WHAT YOU ARE ASKED TO DO.
Repeat every record below, word for word.

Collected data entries
>>>
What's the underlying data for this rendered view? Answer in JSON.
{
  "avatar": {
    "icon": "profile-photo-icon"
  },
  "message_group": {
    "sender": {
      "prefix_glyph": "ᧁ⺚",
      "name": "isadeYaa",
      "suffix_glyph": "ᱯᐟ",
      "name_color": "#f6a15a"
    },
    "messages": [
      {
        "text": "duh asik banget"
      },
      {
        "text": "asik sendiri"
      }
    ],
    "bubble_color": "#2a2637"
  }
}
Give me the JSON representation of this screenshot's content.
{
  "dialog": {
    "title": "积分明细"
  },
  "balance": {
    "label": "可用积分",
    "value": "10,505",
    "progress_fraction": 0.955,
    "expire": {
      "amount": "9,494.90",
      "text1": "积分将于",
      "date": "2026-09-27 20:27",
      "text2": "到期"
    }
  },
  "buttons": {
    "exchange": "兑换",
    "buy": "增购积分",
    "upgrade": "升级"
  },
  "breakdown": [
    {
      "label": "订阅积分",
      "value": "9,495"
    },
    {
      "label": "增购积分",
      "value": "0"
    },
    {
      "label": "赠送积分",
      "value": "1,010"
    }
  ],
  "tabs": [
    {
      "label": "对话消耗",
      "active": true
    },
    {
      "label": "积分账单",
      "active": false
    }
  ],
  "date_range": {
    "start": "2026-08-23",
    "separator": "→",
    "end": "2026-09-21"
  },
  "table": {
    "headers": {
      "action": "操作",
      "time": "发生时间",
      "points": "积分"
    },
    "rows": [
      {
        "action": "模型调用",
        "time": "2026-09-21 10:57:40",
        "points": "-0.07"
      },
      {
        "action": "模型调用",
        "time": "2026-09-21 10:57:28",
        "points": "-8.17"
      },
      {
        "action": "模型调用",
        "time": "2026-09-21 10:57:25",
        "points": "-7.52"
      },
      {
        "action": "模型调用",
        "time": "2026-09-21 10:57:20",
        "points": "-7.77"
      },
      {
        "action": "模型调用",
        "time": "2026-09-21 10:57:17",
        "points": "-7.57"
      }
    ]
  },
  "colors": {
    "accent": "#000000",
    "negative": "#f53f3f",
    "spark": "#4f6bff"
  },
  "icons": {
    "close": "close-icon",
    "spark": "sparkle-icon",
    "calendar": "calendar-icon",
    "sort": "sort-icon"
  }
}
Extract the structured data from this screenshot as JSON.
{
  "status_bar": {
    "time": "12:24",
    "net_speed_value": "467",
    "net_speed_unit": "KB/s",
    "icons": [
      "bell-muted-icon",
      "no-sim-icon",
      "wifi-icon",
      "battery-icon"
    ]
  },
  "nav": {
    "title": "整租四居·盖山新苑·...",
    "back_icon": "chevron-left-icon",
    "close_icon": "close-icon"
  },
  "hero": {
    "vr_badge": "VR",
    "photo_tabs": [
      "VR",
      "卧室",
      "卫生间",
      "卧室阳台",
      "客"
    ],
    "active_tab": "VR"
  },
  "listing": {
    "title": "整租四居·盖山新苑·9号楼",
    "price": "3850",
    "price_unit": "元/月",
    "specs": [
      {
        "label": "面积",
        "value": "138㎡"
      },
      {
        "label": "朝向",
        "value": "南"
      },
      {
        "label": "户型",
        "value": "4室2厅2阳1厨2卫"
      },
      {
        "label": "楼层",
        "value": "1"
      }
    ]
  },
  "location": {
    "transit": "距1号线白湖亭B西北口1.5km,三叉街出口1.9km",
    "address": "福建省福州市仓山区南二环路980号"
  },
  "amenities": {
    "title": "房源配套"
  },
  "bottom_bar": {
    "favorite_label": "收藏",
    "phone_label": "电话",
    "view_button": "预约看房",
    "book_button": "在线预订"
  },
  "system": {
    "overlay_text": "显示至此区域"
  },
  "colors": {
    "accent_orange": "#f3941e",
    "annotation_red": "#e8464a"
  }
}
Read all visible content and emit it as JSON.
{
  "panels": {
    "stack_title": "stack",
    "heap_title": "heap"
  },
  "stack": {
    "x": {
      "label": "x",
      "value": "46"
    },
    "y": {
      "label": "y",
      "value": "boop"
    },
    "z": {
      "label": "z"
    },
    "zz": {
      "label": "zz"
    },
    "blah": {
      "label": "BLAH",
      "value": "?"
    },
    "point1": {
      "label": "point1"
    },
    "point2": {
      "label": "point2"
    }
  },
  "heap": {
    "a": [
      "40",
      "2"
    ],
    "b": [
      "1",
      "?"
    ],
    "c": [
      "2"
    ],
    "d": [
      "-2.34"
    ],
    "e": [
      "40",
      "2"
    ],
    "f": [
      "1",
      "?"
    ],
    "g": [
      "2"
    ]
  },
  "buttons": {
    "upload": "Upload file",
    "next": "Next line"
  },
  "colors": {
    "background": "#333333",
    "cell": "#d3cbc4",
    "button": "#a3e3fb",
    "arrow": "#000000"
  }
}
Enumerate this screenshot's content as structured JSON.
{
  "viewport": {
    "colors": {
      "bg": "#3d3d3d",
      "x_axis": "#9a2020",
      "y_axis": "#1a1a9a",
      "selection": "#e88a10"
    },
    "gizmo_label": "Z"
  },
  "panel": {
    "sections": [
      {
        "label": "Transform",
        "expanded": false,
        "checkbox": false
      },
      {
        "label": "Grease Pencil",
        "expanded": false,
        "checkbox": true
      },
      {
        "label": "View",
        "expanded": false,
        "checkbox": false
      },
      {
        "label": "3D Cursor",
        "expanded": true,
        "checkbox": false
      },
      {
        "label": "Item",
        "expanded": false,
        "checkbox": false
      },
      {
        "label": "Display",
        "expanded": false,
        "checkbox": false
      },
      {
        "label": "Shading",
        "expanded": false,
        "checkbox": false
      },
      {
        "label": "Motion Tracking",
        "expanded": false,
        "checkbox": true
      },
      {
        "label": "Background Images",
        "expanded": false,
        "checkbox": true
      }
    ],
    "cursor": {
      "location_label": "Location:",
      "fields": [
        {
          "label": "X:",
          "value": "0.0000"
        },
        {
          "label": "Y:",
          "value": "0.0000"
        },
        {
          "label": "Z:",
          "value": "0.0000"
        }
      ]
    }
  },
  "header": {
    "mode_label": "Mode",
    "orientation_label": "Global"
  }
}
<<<
SOLUTION FOR THIS EXERCISE.
What's the underlying data for this rendered view? Answer in JSON.
{
  "avatar": {
    "icon": "profile-photo-icon"
  },
  "message_group": {
    "sender": {
      "prefix_glyph": "ᧁ⺚",
      "name": "isadeYaa",
      "suffix_glyph": "ᱯᐟ",
      "name_color": "#f6a15a"
    },
    "messages": [
      {
        "text": "duh asik banget"
      },
      {
        "text": "asik sendiri"
      }
    ],
    "bubble_color": "#2a2637"
  }
}
Give me the JSON representation of this screenshot's content.
{
  "dialog": {
    "title": "积分明细"
  },
  "balance": {
    "label": "可用积分",
    "value": "10,505",
    "progress_fraction": 0.955,
    "expire": {
      "amount": "9,494.90",
      "text1": "积分将于",
      "date": "2026-09-27 20:27",
      "text2": "到期"
    }
  },
  "buttons": {
    "exchange": "兑换",
    "buy": "增购积分",
    "upgrade": "升级"
  },
  "breakdown": [
    {
      "label": "订阅积分",
      "value": "9,495"
    },
    {
      "label": "增购积分",
      "value": "0"
    },
    {
      "label": "赠送积分",
      "value": "1,010"
    }
  ],
  "tabs": [
    {
      "label": "对话消耗",
      "active": true
    },
    {
      "label": "积分账单",
      "active": false
    }
  ],
  "date_range": {
    "start": "2026-08-23",
    "separator": "→",
    "end": "2026-09-21"
  },
  "table": {
    "headers": {
      "action": "操作",
      "time": "发生时间",
      "points": "积分"
    },
    "rows": [
      {
        "action": "模型调用",
        "time": "2026-09-21 10:57:40",
        "points": "-0.07"
      },
      {
        "action": "模型调用",
        "time": "2026-09-21 10:57:28",
        "points": "-8.17"
      },
      {
        "action": "模型调用",
        "time": "2026-09-21 10:57:25",
        "points": "-7.52"
      },
      {
        "action": "模型调用",
        "time": "2026-09-21 10:57:20",
        "points": "-7.77"
      },
      {
        "action": "模型调用",
        "time": "2026-09-21 10:57:17",
        "points": "-7.57"
      }
    ]
  },
  "colors": {
    "accent": "#000000",
    "negative": "#f53f3f",
    "spark": "#4f6bff"
  },
  "icons": {
    "close": "close-icon",
    "spark": "sparkle-icon",
    "calendar": "calendar-icon",
    "sort": "sort-icon"
  }
}
Extract the structured data from this screenshot as JSON.
{
  "status_bar": {
    "time": "12:24",
    "net_speed_value": "467",
    "net_speed_unit": "KB/s",
    "icons": [
      "bell-muted-icon",
      "no-sim-icon",
      "wifi-icon",
      "battery-icon"
    ]
  },
  "nav": {
    "title": "整租四居·盖山新苑·...",
    "back_icon": "chevron-left-icon",
    "close_icon": "close-icon"
  },
  "hero": {
    "vr_badge": "VR",
    "photo_tabs": [
      "VR",
      "卧室",
      "卫生间",
      "卧室阳台",
      "客"
    ],
    "active_tab": "VR"
  },
  "listing": {
    "title": "整租四居·盖山新苑·9号楼",
    "price": "3850",
    "price_unit": "元/月",
    "specs": [
      {
        "label": "面积",
        "value": "138㎡"
      },
      {
        "label": "朝向",
        "value": "南"
      },
      {
        "label": "户型",
        "value": "4室2厅2阳1厨2卫"
      },
      {
        "label": "楼层",
        "value": "1"
      }
    ]
  },
  "location": {
    "transit": "距1号线白湖亭B西北口1.5km,三叉街出口1.9km",
    "address": "福建省福州市仓山区南二环路980号"
  },
  "amenities": {
    "title": "房源配套"
  },
  "bottom_bar": {
    "favorite_label": "收藏",
    "phone_label": "电话",
    "view_button": "预约看房",
    "book_button": "在线预订"
  },
  "system": {
    "overlay_text": "显示至此区域"
  },
  "colors": {
    "accent_orange": "#f3941e",
    "annotation_red": "#e8464a"
  }
}
Read all visible content and emit it as JSON.
{
  "panels": {
    "stack_title": "stack",
    "heap_title": "heap"
  },
  "stack": {
    "x": {
      "label": "x",
      "value": "46"
    },
    "y": {
      "label": "y",
      "value": "boop"
    },
    "z": {
      "label": "z"
    },
    "zz": {
      "label": "zz"
    },
    "blah": {
      "label": "BLAH",
      "value": "?"
    },
    "point1": {
      "label": "point1"
    },
    "point2": {
      "label": "point2"
    }
  },
  "heap": {
    "a": [
      "40",
      "2"
    ],
    "b": [
      "1",
      "?"
    ],
    "c": [
      "2"
    ],
    "d": [
      "-2.34"
    ],
    "e": [
      "40",
      "2"
    ],
    "f": [
      "1",
      "?"
    ],
    "g": [
      "2"
    ]
  },
  "buttons": {
    "upload": "Upload file",
    "next": "Next line"
  },
  "colors": {
    "background": "#333333",
    "cell": "#d3cbc4",
    "button": "#a3e3fb",
    "arrow": "#000000"
  }
}
Enumerate this screenshot's content as structured JSON.
{
  "viewport": {
    "colors": {
      "bg": "#3d3d3d",
      "x_axis": "#9a2020",
      "y_axis": "#1a1a9a",
      "selection": "#e88a10"
    },
    "gizmo_label": "Z"
  },
  "panel": {
    "sections": [
      {
        "label": "Transform",
        "expanded": false,
        "checkbox": false
      },
      {
        "label": "Grease Pencil",
        "expanded": false,
        "checkbox": true
      },
      {
        "label": "View",
        "expanded": false,
        "checkbox": false
      },
      {
        "label": "3D Cursor",
        "expanded": true,
        "checkbox": false
      },
      {
        "label": "Item",
        "expanded": false,
        "checkbox": false
      },
      {
        "label": "Display",
        "expanded": false,
        "checkbox": false
      },
      {
        "label": "Shading",
        "expanded": false,
        "checkbox": false
      },
      {
        "label": "Motion Tracking",
        "expanded": false,
        "checkbox": true
      },
      {
        "label": "Background Images",
        "expanded": false,
        "checkbox": true
      }
    ],
    "cursor": {
      "location_label": "Location:",
      "fields": [
        {
          "label": "X:",
          "value": "0.0000"
        },
        {
          "label": "Y:",
          "value": "0.0000"
        },
        {
          "label": "Z:",
          "value": "0.0000"
        }
      ]
    }
  },
  "header": {
    "mode_label": "Mode",
    "orientation_label": "Global"
  }
}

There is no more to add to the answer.